**App and web page records**.
======
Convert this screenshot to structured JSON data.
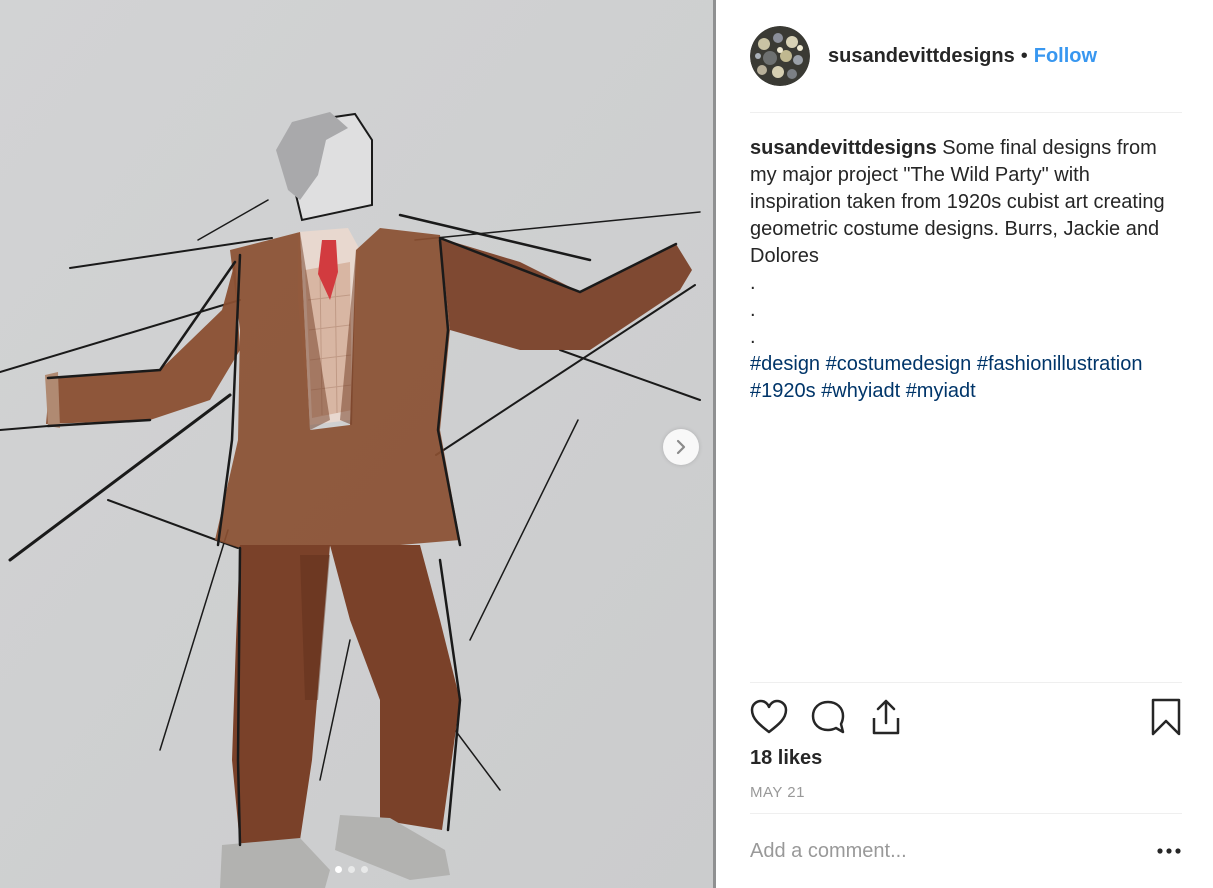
{
  "post": {
    "username": "susandevittdesigns",
    "separator": "•",
    "follow_label": "Follow",
    "caption": {
      "username": "susandevittdesigns",
      "text": "Some final designs from my major project \"The Wild Party\" with inspiration taken from 1920s cubist art creating geometric costume designs. Burrs, Jackie and Dolores",
      "dots": [
        ".",
        ".",
        "."
      ],
      "hashtags": [
        "#design",
        "#costumedesign",
        "#fashionillustration",
        "#1920s",
        "#whyiadt",
        "#myiadt"
      ]
    },
    "likes": "18 likes",
    "date": "MAY 21",
    "comment_placeholder": "Add a comment...",
    "carousel": {
      "count": 3,
      "active_index": 0
    }
  },
  "icons": {
    "like": "heart-outline-icon",
    "comment": "speech-bubble-icon",
    "share": "share-upload-icon",
    "save": "bookmark-icon",
    "more": "more-options-icon",
    "next": "chevron-right-icon"
  },
  "colors": {
    "link": "#3897f0",
    "hashtag": "#003569",
    "muted": "#999999",
    "text": "#262626",
    "suit": "#8a4f31",
    "tie": "#d23b3f"
  }
}
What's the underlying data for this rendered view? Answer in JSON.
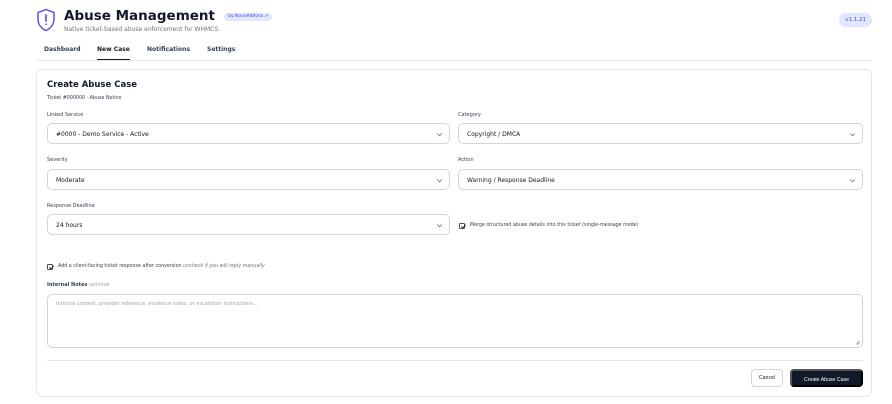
{
  "header": {
    "title": "Abuse Management",
    "badge": "by NovoAddons ↗",
    "subtitle": "Native ticket-based abuse enforcement for WHMCS.",
    "version": "v1.1.21",
    "logo_icon": "shield-exclamation-icon"
  },
  "tabs": [
    {
      "label": "Dashboard",
      "active": false
    },
    {
      "label": "New Case",
      "active": true
    },
    {
      "label": "Notifications",
      "active": false
    },
    {
      "label": "Settings",
      "active": false
    }
  ],
  "form": {
    "title": "Create Abuse Case",
    "ticket_ref": "Ticket #000000 · Abuse Notice",
    "linked_service": {
      "label": "Linked Service",
      "value": "#0000 - Demo Service - Active"
    },
    "category": {
      "label": "Category",
      "value": "Copyright / DMCA"
    },
    "severity": {
      "label": "Severity",
      "value": "Moderate"
    },
    "action": {
      "label": "Action",
      "value": "Warning / Response Deadline"
    },
    "response_deadline": {
      "label": "Response Deadline",
      "value": "24 hours"
    },
    "merge_checkbox": {
      "label": "Merge structured abuse details into this ticket (single-message mode)",
      "checked": true
    },
    "client_response_checkbox": {
      "label": "Add a client-facing ticket response after conversion",
      "hint": "uncheck if you will reply manually",
      "checked": true
    },
    "internal_notes": {
      "label": "Internal Notes",
      "optional": "optional",
      "placeholder": "Internal context, provider reference, evidence notes, or escalation instructions..."
    },
    "cancel_label": "Cancel",
    "submit_label": "Create Abuse Case"
  },
  "colors": {
    "accent": "#4f46e5",
    "accent_bg": "#e0e7ff",
    "primary_button": "#111827",
    "border": "#d1d5db"
  }
}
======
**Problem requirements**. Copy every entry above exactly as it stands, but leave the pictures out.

**Exercise response**.
Convert this screenshot to structured JSON data.
{
  "post": {
    "username": "susandevittdesigns",
    "separator": "•",
    "follow_label": "Follow",
    "caption": {
      "username": "susandevittdesigns",
      "text": "Some final designs from my major project \"The Wild Party\" with inspiration taken from 1920s cubist art creating geometric costume designs. Burrs, Jackie and Dolores",
      "dots": [
        ".",
        ".",
        "."
      ],
      "hashtags": [
        "#design",
        "#costumedesign",
        "#fashionillustration",
        "#1920s",
        "#whyiadt",
        "#myiadt"
      ]
    },
    "likes": "18 likes",
    "date": "MAY 21",
    "comment_placeholder": "Add a comment...",
    "carousel": {
      "count": 3,
      "active_index": 0
    }
  },
  "icons": {
    "like": "heart-outline-icon",
    "comment": "speech-bubble-icon",
    "share": "share-upload-icon",
    "save": "bookmark-icon",
    "more": "more-options-icon",
    "next": "chevron-right-icon"
  },
  "colors": {
    "link": "#3897f0",
    "hashtag": "#003569",
    "muted": "#999999",
    "text": "#262626",
    "suit": "#8a4f31",
    "tie": "#d23b3f"
  }
}
What's the underlying data for this rendered view? Answer in JSON.
{
  "header": {
    "title": "Abuse Management",
    "badge": "by NovoAddons ↗",
    "subtitle": "Native ticket-based abuse enforcement for WHMCS.",
    "version": "v1.1.21",
    "logo_icon": "shield-exclamation-icon"
  },
  "tabs": [
    {
      "label": "Dashboard",
      "active": false
    },
    {
      "label": "New Case",
      "active": true
    },
    {
      "label": "Notifications",
      "active": false
    },
    {
      "label": "Settings",
      "active": false
    }
  ],
  "form": {
    "title": "Create Abuse Case",
    "ticket_ref": "Ticket #000000 · Abuse Notice",
    "linked_service": {
      "label": "Linked Service",
      "value": "#0000 - Demo Service - Active"
    },
    "category": {
      "label": "Category",
      "value": "Copyright / DMCA"
    },
    "severity": {
      "label": "Severity",
      "value": "Moderate"
    },
    "action": {
      "label": "Action",
      "value": "Warning / Response Deadline"
    },
    "response_deadline": {
      "label": "Response Deadline",
      "value": "24 hours"
    },
    "merge_checkbox": {
      "label": "Merge structured abuse details into this ticket (single-message mode)",
      "checked": true
    },
    "client_response_checkbox": {
      "label": "Add a client-facing ticket response after conversion",
      "hint": "uncheck if you will reply manually",
      "checked": true
    },
    "internal_notes": {
      "label": "Internal Notes",
      "optional": "optional",
      "placeholder": "Internal context, provider reference, evidence notes, or escalation instructions..."
    },
    "cancel_label": "Cancel",
    "submit_label": "Create Abuse Case"
  },
  "colors": {
    "accent": "#4f46e5",
    "accent_bg": "#e0e7ff",
    "primary_button": "#111827",
    "border": "#d1d5db"
  }
}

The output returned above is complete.